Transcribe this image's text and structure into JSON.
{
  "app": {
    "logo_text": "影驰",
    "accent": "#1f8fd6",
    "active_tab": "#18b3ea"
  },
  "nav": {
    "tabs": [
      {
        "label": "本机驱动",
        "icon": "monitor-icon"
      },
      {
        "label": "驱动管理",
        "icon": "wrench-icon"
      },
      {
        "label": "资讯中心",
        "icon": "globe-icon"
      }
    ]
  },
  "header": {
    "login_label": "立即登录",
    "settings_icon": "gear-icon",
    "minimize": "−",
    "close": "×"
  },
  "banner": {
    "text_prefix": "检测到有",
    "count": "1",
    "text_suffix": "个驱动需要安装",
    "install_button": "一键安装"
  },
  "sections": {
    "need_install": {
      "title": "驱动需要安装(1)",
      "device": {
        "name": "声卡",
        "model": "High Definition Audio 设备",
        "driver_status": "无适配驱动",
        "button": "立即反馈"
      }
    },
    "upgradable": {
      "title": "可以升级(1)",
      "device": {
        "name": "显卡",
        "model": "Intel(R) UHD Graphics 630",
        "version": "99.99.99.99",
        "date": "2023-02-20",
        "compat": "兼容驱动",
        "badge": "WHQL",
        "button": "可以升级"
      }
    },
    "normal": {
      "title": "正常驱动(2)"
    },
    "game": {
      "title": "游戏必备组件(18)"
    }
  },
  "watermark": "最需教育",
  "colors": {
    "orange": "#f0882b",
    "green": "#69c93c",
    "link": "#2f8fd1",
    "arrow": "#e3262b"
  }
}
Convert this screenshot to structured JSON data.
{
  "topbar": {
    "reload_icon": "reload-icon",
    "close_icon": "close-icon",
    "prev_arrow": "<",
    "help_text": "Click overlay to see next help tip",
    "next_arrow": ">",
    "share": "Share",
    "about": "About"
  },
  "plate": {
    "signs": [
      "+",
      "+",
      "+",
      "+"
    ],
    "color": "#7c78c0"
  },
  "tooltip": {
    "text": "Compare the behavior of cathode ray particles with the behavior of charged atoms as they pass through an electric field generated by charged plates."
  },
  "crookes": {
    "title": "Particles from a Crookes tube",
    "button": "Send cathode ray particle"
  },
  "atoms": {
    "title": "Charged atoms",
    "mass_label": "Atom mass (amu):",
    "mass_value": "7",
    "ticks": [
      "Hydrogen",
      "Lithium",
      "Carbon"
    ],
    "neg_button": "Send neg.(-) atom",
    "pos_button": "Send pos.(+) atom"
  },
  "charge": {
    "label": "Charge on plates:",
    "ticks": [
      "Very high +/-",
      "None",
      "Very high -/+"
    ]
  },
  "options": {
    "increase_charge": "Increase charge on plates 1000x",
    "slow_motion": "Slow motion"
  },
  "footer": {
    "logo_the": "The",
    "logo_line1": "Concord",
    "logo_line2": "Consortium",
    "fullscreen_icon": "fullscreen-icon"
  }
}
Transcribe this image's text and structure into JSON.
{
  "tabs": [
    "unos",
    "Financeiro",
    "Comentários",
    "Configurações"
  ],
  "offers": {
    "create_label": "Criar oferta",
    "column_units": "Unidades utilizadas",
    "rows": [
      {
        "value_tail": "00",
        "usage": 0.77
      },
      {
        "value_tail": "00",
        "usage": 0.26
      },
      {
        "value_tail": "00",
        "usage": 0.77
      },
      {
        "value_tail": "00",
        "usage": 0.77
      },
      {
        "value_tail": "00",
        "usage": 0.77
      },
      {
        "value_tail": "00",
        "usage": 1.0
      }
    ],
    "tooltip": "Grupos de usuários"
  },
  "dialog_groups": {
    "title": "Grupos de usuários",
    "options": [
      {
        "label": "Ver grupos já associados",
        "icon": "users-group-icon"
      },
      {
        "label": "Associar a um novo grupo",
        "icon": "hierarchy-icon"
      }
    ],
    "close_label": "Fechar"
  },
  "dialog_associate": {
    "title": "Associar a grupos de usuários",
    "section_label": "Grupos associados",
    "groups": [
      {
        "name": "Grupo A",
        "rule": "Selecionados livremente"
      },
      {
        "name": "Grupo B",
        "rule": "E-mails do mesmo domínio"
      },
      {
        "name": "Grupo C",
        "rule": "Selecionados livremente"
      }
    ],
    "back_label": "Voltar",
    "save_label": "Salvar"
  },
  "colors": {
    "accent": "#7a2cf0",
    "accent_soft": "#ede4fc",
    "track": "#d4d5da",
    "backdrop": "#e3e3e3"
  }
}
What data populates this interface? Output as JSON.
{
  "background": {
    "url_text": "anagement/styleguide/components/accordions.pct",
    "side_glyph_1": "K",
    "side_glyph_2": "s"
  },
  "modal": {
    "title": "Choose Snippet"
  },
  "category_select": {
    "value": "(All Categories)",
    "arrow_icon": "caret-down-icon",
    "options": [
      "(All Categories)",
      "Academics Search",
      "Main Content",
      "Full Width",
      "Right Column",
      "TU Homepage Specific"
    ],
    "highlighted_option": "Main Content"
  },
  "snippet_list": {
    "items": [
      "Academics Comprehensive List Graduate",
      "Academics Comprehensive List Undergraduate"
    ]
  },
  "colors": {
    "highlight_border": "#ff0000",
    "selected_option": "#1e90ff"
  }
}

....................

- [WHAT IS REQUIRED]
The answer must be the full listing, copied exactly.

- [EXERCISE OUTPUT]
Transcribe this image's text and structure into JSON.
{
  "app": {
    "logo_text": "影驰",
    "accent": "#1f8fd6",
    "active_tab": "#18b3ea"
  },
  "nav": {
    "tabs": [
      {
        "label": "本机驱动",
        "icon": "monitor-icon"
      },
      {
        "label": "驱动管理",
        "icon": "wrench-icon"
      },
      {
        "label": "资讯中心",
        "icon": "globe-icon"
      }
    ]
  },
  "header": {
    "login_label": "立即登录",
    "settings_icon": "gear-icon",
    "minimize": "−",
    "close": "×"
  },
  "banner": {
    "text_prefix": "检测到有",
    "count": "1",
    "text_suffix": "个驱动需要安装",
    "install_button": "一键安装"
  },
  "sections": {
    "need_install": {
      "title": "驱动需要安装(1)",
      "device": {
        "name": "声卡",
        "model": "High Definition Audio 设备",
        "driver_status": "无适配驱动",
        "button": "立即反馈"
      }
    },
    "upgradable": {
      "title": "可以升级(1)",
      "device": {
        "name": "显卡",
        "model": "Intel(R) UHD Graphics 630",
        "version": "99.99.99.99",
        "date": "2023-02-20",
        "compat": "兼容驱动",
        "badge": "WHQL",
        "button": "可以升级"
      }
    },
    "normal": {
      "title": "正常驱动(2)"
    },
    "game": {
      "title": "游戏必备组件(18)"
    }
  },
  "watermark": "最需教育",
  "colors": {
    "orange": "#f0882b",
    "green": "#69c93c",
    "link": "#2f8fd1",
    "arrow": "#e3262b"
  }
}
Convert this screenshot to structured JSON data.
{
  "topbar": {
    "reload_icon": "reload-icon",
    "close_icon": "close-icon",
    "prev_arrow": "<",
    "help_text": "Click overlay to see next help tip",
    "next_arrow": ">",
    "share": "Share",
    "about": "About"
  },
  "plate": {
    "signs": [
      "+",
      "+",
      "+",
      "+"
    ],
    "color": "#7c78c0"
  },
  "tooltip": {
    "text": "Compare the behavior of cathode ray particles with the behavior of charged atoms as they pass through an electric field generated by charged plates."
  },
  "crookes": {
    "title": "Particles from a Crookes tube",
    "button": "Send cathode ray particle"
  },
  "atoms": {
    "title": "Charged atoms",
    "mass_label": "Atom mass (amu):",
    "mass_value": "7",
    "ticks": [
      "Hydrogen",
      "Lithium",
      "Carbon"
    ],
    "neg_button": "Send neg.(-) atom",
    "pos_button": "Send pos.(+) atom"
  },
  "charge": {
    "label": "Charge on plates:",
    "ticks": [
      "Very high +/-",
      "None",
      "Very high -/+"
    ]
  },
  "options": {
    "increase_charge": "Increase charge on plates 1000x",
    "slow_motion": "Slow motion"
  },
  "footer": {
    "logo_the": "The",
    "logo_line1": "Concord",
    "logo_line2": "Consortium",
    "fullscreen_icon": "fullscreen-icon"
  }
}
Transcribe this image's text and structure into JSON.
{
  "tabs": [
    "unos",
    "Financeiro",
    "Comentários",
    "Configurações"
  ],
  "offers": {
    "create_label": "Criar oferta",
    "column_units": "Unidades utilizadas",
    "rows": [
      {
        "value_tail": "00",
        "usage": 0.77
      },
      {
        "value_tail": "00",
        "usage": 0.26
      },
      {
        "value_tail": "00",
        "usage": 0.77
      },
      {
        "value_tail": "00",
        "usage": 0.77
      },
      {
        "value_tail": "00",
        "usage": 0.77
      },
      {
        "value_tail": "00",
        "usage": 1.0
      }
    ],
    "tooltip": "Grupos de usuários"
  },
  "dialog_groups": {
    "title": "Grupos de usuários",
    "options": [
      {
        "label": "Ver grupos já associados",
        "icon": "users-group-icon"
      },
      {
        "label": "Associar a um novo grupo",
        "icon": "hierarchy-icon"
      }
    ],
    "close_label": "Fechar"
  },
  "dialog_associate": {
    "title": "Associar a grupos de usuários",
    "section_label": "Grupos associados",
    "groups": [
      {
        "name": "Grupo A",
        "rule": "Selecionados livremente"
      },
      {
        "name": "Grupo B",
        "rule": "E-mails do mesmo domínio"
      },
      {
        "name": "Grupo C",
        "rule": "Selecionados livremente"
      }
    ],
    "back_label": "Voltar",
    "save_label": "Salvar"
  },
  "colors": {
    "accent": "#7a2cf0",
    "accent_soft": "#ede4fc",
    "track": "#d4d5da",
    "backdrop": "#e3e3e3"
  }
}
What data populates this interface? Output as JSON.
{
  "background": {
    "url_text": "anagement/styleguide/components/accordions.pct",
    "side_glyph_1": "K",
    "side_glyph_2": "s"
  },
  "modal": {
    "title": "Choose Snippet"
  },
  "category_select": {
    "value": "(All Categories)",
    "arrow_icon": "caret-down-icon",
    "options": [
      "(All Categories)",
      "Academics Search",
      "Main Content",
      "Full Width",
      "Right Column",
      "TU Homepage Specific"
    ],
    "highlighted_option": "Main Content"
  },
  "snippet_list": {
    "items": [
      "Academics Comprehensive List Graduate",
      "Academics Comprehensive List Undergraduate"
    ]
  },
  "colors": {
    "highlight_border": "#ff0000",
    "selected_option": "#1e90ff"
  }
}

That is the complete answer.